In his Florida remarks, the president did not explicitly mention the war spending legislation. But he made clear his opposition to its requirement that troops begin to be withdrawn by Oct. 1, and defended his policy of increasing troop levels.

Bush said that pulling American forces from Baghdad before Iraqis are capable of defending themselves would have disastrous results — giving al-Qaida terrorists a haven from which to operate and an inspiration for new recruits and new attacks.

“Withdrawal would have increased the probability that coalition troops would be forced to return to Iraq one day and confront an enemy that is even more dangerous,” he said in remarks to representatives from countries participating in the U.S.-led coalition in Iraq. “Failure in Iraq should be unacceptable to the civilized world.”

Bush’s comments and expected veto come exactly four years after his speech on the aircraft carrier USS Abraham Lincoln decorated with a huge “Mission Accomplished” banner. In that address, a frequent target of Democrats seeking to ridicule the president, he declared that “major combat operations in Iraq have ended.”

At the time, Bush’s approval rating was 63 percent, with the public’s disapproval at 34 percent.

Four years later, with over 3,300 U.S. troops killed in Iraq and the country gripped by unrelenting violence and political uncertainty, only 35 percent of the public approves of the job the president is doing, while 62 percent disapprove, according to an April 2-4 poll from AP-Ipsos.

The anniversary prompted a protest in Tampa not far from where Bush spoke. “He’s hearing us. He’s just not listening to us,” said Chrystal Hutchison, who demonstrated with about two dozen others under a “Quagmire Accomplished” banner.

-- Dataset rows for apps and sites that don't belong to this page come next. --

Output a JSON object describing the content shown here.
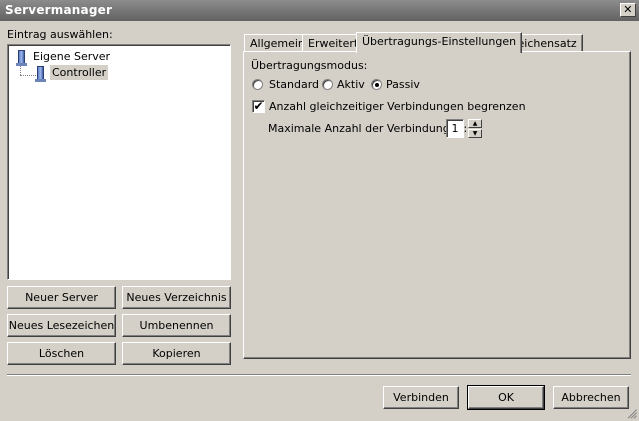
{
  "window": {
    "title": "Servermanager",
    "close_glyph": "✕"
  },
  "left": {
    "select_label": "Eintrag auswählen:",
    "tree": {
      "root": "Eigene Server",
      "child": "Controller"
    },
    "buttons": {
      "new_server": "Neuer Server",
      "new_folder": "Neues Verzeichnis",
      "new_bookmark": "Neues Lesezeichen",
      "rename": "Umbenennen",
      "delete": "Löschen",
      "copy": "Kopieren"
    }
  },
  "tabs": [
    {
      "label": "Allgemein",
      "active": false
    },
    {
      "label": "Erweitert",
      "active": false
    },
    {
      "label": "Übertragungs-Einstellungen",
      "active": true
    },
    {
      "label": "Zeichensatz",
      "active": false
    }
  ],
  "transfer": {
    "mode_label": "Übertragungsmodus:",
    "modes": [
      {
        "label": "Standard",
        "selected": false
      },
      {
        "label": "Aktiv",
        "selected": false
      },
      {
        "label": "Passiv",
        "selected": true
      }
    ],
    "limit_checkbox_label": "Anzahl gleichzeitiger Verbindungen begrenzen",
    "limit_checked": true,
    "max_connections_label": "Maximale Anzahl der Verbindungen:",
    "max_connections_value": "1"
  },
  "footer": {
    "connect": "Verbinden",
    "ok": "OK",
    "cancel": "Abbrechen"
  },
  "icons": {
    "server": "server-icon",
    "check": "✔",
    "spin_up": "▲",
    "spin_down": "▼"
  }
}
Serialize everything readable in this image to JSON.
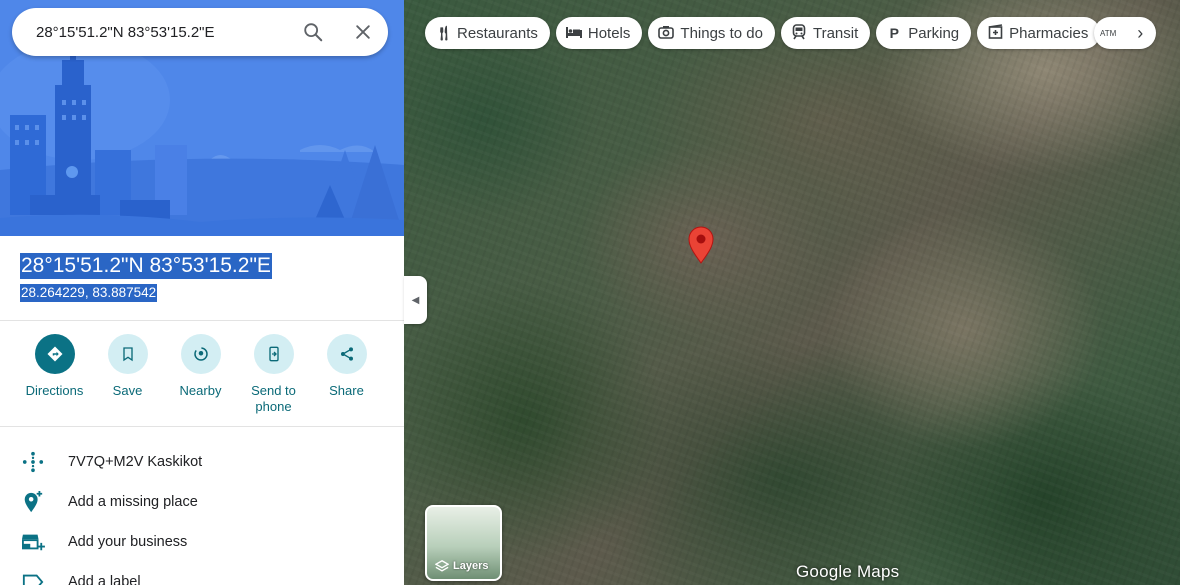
{
  "search": {
    "value": "28°15'51.2\"N 83°53'15.2\"E"
  },
  "place": {
    "title": "28°15'51.2\"N 83°53'15.2\"E",
    "subtitle": "28.264229, 83.887542"
  },
  "actions": [
    {
      "label": "Directions"
    },
    {
      "label": "Save"
    },
    {
      "label": "Nearby"
    },
    {
      "label": "Send to phone"
    },
    {
      "label": "Share"
    }
  ],
  "info_rows": [
    {
      "label": "7V7Q+M2V Kaskikot",
      "icon": "plus-code-icon"
    },
    {
      "label": "Add a missing place",
      "icon": "add-place-icon"
    },
    {
      "label": "Add your business",
      "icon": "add-business-icon"
    },
    {
      "label": "Add a label",
      "icon": "label-icon"
    }
  ],
  "chips": [
    {
      "label": "Restaurants",
      "icon": "fork-knife-icon"
    },
    {
      "label": "Hotels",
      "icon": "bed-icon"
    },
    {
      "label": "Things to do",
      "icon": "camera-icon"
    },
    {
      "label": "Transit",
      "icon": "train-icon"
    },
    {
      "label": "Parking",
      "icon": "parking-icon"
    },
    {
      "label": "Pharmacies",
      "icon": "pharmacy-icon"
    }
  ],
  "chip_more_label": "ATM",
  "layers_label": "Layers",
  "brand": "Google Maps",
  "colors": {
    "accent": "#0b7285",
    "selection": "#2a66c5",
    "hero_bg": "#4e86e8",
    "pin": "#ea4335"
  }
}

U.S. Ambassador to Iraq Ryan Crocker acknowledged Tuesday that there “is something of an al-Qaida surge going on” in Iraq, with the group using suicide car bombs as its principal weapons, but he said that doesn’t mean the U.S.-Iraqi campaign isn’t working.

“We’re just fighting at a number of levels here against a number of different enemies,” Crocker told reporters during a videoconference from Baghdad.


Copyright © 2007 The Associated Press